*What this task involves*: Out of all the lines below, count those with the word "estado". Give the number only.

*Input material*:
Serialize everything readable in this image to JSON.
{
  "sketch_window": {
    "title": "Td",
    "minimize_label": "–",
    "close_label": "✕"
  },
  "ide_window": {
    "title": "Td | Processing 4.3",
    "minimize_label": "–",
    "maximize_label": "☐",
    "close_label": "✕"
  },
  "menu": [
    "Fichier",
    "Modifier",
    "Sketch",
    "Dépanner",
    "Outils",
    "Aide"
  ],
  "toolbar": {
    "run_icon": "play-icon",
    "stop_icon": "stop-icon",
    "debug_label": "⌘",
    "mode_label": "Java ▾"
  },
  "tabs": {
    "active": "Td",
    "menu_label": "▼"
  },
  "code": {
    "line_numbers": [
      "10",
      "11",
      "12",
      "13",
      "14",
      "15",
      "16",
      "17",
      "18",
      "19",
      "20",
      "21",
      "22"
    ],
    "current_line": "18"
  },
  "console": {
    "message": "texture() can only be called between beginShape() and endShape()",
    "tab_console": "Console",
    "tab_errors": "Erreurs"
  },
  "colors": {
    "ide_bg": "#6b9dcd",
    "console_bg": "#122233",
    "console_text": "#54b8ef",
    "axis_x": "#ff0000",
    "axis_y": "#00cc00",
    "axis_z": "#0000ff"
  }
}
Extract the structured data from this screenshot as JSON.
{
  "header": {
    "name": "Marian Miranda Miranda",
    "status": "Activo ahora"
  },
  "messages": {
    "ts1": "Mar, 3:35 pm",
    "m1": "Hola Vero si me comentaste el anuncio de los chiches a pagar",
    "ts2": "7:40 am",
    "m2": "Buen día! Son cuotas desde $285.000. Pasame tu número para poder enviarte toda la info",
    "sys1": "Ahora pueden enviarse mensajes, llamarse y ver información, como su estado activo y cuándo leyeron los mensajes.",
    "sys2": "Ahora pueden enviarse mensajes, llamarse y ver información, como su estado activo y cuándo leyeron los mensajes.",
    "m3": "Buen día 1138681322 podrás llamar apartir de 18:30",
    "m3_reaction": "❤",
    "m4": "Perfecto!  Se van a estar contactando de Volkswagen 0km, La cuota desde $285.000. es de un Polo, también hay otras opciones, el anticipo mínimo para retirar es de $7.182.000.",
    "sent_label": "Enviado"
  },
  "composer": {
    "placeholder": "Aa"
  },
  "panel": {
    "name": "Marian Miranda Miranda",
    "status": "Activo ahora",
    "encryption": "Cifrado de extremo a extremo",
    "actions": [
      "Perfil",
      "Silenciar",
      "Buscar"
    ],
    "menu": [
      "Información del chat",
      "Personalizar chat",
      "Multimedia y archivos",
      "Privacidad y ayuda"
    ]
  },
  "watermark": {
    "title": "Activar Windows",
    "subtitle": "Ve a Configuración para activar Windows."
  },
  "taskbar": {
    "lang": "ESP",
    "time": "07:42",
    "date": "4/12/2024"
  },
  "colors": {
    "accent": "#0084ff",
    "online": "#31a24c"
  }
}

*Written solution*: 2